According to Spin, in a 2008 interview with NME (that has suspiciously been removed, but I can personally recall), Chris Martin sent Coldplay fans into a frenzy when stating, “I’m 31 now and I don’t think that bands should keep going past 33. Up until the end of the year, we’ll just go for it in every sense.” Perhaps Martin was just having a foot-in-mouth moment, but it’s hard to argue, considering he’s also said he wants the group to go out “with a blast” and mentioned similar sentiments in another interview. Regardless, 34-year-old Martin is expected to release Coldplay’s still-untitled fifth album later this year, and the group is making the festival rounds this summer.
The Deftones are one of the few bands to come out of the nu-metal ‘90s relatively unscathed, although guitarist Stephen Carpenter and frontman Chino Moreno are known to butt heads – Carpenter likes it loud, while Moreno is into more mellow, experimental music. While writing their 2006 album Saturday Night Wrist, the group came quite close to breaking up when Moreno began facing personal drug problems and a failing marriage. He clashed with producer Bob Ezrin and abruptly left the studio to tour behind his side-project, Team Sleep, all the while the rest of the Deftones camp were left wondering if the group even still existed. With music complete, Moreno eventually came in and scrapped all vocals to start anew with a different producer, his friend Shaun Lopez (of ‘90s group Far). Saturday Night Wrist was eventually released, and the song “Hole in the Earth” is about the inner turmoil the band faced while recording.

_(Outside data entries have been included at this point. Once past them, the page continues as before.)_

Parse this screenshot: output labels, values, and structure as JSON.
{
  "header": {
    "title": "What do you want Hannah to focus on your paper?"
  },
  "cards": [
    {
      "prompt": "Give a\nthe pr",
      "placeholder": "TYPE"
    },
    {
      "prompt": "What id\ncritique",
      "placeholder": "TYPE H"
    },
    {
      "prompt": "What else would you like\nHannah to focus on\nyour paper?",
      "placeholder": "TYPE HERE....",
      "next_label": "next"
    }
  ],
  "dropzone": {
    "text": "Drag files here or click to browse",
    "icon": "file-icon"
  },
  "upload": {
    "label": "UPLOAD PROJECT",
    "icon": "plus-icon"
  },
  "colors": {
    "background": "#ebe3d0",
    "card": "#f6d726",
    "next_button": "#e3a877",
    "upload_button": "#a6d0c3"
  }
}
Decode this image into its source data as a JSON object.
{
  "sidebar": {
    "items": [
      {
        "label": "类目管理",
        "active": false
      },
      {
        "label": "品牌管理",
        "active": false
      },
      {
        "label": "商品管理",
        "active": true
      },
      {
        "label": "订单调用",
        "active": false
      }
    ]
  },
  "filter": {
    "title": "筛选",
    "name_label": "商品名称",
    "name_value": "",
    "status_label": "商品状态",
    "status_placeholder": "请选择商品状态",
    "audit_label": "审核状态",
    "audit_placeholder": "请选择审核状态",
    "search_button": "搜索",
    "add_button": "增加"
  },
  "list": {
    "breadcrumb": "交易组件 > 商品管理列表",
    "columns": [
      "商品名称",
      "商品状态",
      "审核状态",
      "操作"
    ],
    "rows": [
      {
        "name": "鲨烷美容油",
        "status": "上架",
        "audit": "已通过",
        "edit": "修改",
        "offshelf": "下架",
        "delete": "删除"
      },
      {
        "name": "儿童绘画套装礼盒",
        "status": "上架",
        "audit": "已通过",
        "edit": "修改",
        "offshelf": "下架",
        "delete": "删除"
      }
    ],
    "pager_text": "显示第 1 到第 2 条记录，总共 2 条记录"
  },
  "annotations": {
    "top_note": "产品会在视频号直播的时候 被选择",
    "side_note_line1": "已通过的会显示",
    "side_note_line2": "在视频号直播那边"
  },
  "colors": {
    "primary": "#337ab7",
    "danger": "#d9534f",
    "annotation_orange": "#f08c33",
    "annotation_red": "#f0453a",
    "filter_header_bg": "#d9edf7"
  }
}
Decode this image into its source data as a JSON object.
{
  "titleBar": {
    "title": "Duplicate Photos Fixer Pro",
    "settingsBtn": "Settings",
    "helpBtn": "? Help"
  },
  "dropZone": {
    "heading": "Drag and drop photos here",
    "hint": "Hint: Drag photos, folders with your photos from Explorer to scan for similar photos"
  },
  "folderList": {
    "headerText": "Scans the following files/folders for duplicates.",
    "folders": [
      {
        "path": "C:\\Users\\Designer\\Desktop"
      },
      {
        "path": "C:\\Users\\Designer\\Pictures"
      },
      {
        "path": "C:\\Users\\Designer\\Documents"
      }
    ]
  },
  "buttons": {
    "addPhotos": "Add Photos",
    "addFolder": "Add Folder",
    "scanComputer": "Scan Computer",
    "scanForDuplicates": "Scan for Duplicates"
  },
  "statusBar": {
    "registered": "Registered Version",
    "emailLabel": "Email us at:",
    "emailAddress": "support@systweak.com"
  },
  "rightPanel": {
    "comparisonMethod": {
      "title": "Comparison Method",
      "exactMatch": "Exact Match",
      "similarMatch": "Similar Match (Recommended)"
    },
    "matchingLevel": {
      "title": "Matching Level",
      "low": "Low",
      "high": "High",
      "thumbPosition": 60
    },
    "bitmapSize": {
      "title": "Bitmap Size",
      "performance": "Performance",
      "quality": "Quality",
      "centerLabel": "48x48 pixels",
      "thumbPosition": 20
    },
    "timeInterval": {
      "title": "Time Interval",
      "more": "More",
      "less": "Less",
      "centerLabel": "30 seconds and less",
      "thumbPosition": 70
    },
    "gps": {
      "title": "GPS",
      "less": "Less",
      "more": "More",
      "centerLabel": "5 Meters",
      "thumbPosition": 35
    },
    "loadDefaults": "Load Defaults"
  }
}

Slipknot have been hinting at a breakup since the beginning of the group’s rise. Way, way back in 2003, frontman Corey Taylor revealed to MTV News that the group would go out on a high note with one more album (having released only two at the time) because of his desire to not turn into a band like Gwar – who he believed has lost their relevance. Yet, the group has gone on to record two more efforts (so far). The band almost broke up again (understandably) following the death of bassist Paul Grey and are still divided about their future. But as their return to the stage earlier this month in Athens, Greece, attests, it is likely the group will continue making new music.
Dave Matthews Band
Dave Matthews Band seem to be as lovable old chums as a group can be, but they became displeased with their own records and were having trouble relating musically at one point. In an ‘09 interview with Entertainment Weekly, Matthews admitted that he felt the group’s 2005 album Stand Up wasn’t true to their sound. “I feel like it should have said ‘Dave Matthews Band featuring [the album’s producer] Mark Batson.” He said the group was in a “holding pattern” and wondered how they could go on if they couldn’t communicate. Eventually all was resolved: “We began to talk openly about everything, and that’s what allowed the music to explode again.”